Function, Method and System to Mine Frequent Instruction Sequences from Hardware Sample Data

Design and Implementation (1/4)

Input


SET0 : a set of records (sid, seq, opcode, address, targetAddress, ticks)
minSupport
Output
ResultSET: a set of result records ( opcode sequence, totalTicks, count )
Algorithm
Step 1. Get all 1-len frequent sequences, using following steps:
• Scan SET0 once, partition SET0 into a group of subsets, with each subset corresponding with an opcode;

SET1 = { }, for each subset of SET0 , if its size > minSupport, add (opcode, totalTicks, subset size) into ResultSET, and add all records in the subset into SET1

SET1

IA_table

DISASSM_table

SID

Address

SID

Address

SEQ OPCODE TargetAddress …

SID

Address

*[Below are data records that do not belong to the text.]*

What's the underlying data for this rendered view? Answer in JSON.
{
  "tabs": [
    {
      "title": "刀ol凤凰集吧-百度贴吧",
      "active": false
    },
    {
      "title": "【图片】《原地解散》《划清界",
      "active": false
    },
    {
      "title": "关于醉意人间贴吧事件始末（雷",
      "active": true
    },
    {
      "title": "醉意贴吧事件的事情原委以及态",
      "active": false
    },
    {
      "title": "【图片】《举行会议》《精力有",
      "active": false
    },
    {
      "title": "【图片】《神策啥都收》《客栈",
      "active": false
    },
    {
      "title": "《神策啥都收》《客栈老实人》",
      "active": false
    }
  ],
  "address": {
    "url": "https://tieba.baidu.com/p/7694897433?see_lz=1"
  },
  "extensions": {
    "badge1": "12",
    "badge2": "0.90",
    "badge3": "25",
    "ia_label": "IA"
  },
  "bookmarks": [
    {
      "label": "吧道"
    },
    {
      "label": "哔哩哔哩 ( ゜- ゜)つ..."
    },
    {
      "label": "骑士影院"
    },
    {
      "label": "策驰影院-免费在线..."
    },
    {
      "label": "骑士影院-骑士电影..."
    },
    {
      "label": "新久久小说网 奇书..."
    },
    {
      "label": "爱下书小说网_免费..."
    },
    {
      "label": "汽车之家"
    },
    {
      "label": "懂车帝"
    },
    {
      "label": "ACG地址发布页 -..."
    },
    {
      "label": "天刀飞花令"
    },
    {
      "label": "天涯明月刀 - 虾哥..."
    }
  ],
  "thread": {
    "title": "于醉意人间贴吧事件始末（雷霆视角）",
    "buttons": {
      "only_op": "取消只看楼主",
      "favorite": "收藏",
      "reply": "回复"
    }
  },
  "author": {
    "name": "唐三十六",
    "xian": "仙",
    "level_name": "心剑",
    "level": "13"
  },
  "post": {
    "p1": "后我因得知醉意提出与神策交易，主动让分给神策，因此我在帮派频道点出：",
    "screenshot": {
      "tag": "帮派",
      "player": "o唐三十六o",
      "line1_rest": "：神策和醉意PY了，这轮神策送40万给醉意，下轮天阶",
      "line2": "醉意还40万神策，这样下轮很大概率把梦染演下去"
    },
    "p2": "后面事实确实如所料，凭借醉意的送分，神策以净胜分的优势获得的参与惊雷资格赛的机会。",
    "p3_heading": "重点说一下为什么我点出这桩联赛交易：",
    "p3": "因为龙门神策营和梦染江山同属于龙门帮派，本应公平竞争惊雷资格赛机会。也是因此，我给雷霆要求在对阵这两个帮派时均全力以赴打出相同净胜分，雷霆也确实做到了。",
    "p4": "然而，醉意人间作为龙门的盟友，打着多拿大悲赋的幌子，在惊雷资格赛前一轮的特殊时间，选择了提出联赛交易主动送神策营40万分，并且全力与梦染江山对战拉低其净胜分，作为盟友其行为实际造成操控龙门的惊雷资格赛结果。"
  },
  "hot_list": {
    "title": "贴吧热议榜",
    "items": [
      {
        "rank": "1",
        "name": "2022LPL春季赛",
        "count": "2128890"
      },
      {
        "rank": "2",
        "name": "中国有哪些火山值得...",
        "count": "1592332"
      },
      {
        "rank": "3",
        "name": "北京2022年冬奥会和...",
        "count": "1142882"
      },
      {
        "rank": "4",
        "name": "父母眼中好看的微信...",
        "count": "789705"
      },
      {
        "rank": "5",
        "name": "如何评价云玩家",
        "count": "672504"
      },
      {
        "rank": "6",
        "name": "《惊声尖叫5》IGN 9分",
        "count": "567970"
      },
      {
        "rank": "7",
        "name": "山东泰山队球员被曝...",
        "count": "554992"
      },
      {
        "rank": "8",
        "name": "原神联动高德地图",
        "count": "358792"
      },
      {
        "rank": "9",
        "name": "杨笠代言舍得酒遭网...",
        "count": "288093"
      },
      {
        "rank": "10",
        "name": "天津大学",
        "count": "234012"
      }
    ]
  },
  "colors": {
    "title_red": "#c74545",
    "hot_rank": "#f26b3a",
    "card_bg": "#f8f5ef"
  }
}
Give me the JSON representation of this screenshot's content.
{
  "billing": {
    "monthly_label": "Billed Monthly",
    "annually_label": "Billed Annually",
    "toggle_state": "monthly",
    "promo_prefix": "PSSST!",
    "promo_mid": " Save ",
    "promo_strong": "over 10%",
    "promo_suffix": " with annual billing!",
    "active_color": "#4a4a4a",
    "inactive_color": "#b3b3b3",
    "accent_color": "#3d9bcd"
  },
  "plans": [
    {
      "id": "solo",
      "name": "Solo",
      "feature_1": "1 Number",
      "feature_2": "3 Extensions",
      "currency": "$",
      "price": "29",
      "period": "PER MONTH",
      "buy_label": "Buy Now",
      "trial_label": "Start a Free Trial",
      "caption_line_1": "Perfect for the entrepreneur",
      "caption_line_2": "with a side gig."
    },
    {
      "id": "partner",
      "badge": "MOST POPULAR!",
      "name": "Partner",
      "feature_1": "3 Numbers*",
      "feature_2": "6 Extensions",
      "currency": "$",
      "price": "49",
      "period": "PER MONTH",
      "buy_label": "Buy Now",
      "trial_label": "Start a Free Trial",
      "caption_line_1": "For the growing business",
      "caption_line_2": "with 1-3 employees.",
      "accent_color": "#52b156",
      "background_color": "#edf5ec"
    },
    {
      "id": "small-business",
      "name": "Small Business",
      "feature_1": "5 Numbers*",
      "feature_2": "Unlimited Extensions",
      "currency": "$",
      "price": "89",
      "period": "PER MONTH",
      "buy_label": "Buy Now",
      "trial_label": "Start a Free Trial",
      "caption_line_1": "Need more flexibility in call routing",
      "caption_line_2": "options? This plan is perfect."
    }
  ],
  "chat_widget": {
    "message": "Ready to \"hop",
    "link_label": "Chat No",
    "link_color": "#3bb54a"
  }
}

SEQ OPCODE

TargetAddress …

SID

Address

SEQ OPCODE

TargetAddress …

L

LEN1_table (SET0)

ST

SID

Address

SEQ OPCODE

TargetAddress ……

SID

Address

SEQ OPCODE

TargetAddress …

TM

1

Page 2 of 4

Design and Implementation (2/4)

Input


SET0 : a set of records (sid, seq, opcode, address, targetAddress, ticks)
minSupport
Output
ResultSET: a set of result records ( opcode sequence, totalTicks, count )
Algorithm
Step 2. Get all 2-len frequent sequences, using following steps:
tempSET = SELECT A.*, B.* FROM SET1 A JOIN SET1 B ON (A. sid = B. sid AND A.

seq = B. seq-1) OR ( A. targetAddress = B. address)

• scan tempSET once, partition tempSET into a group of subsets, with each subset corresponding with a 2-len opcode sequence: "opcode, opcode1";

SET2 = { }, for each subset of tempSET , if its size > minSupport, add ("opcode, opcode1", totalTicks, subset size) into ResultSET, and add all records in the subset into SET2

TargetAddress ……

(SET1) (SET1)

Address

SID TargetAddress ……

SEQ...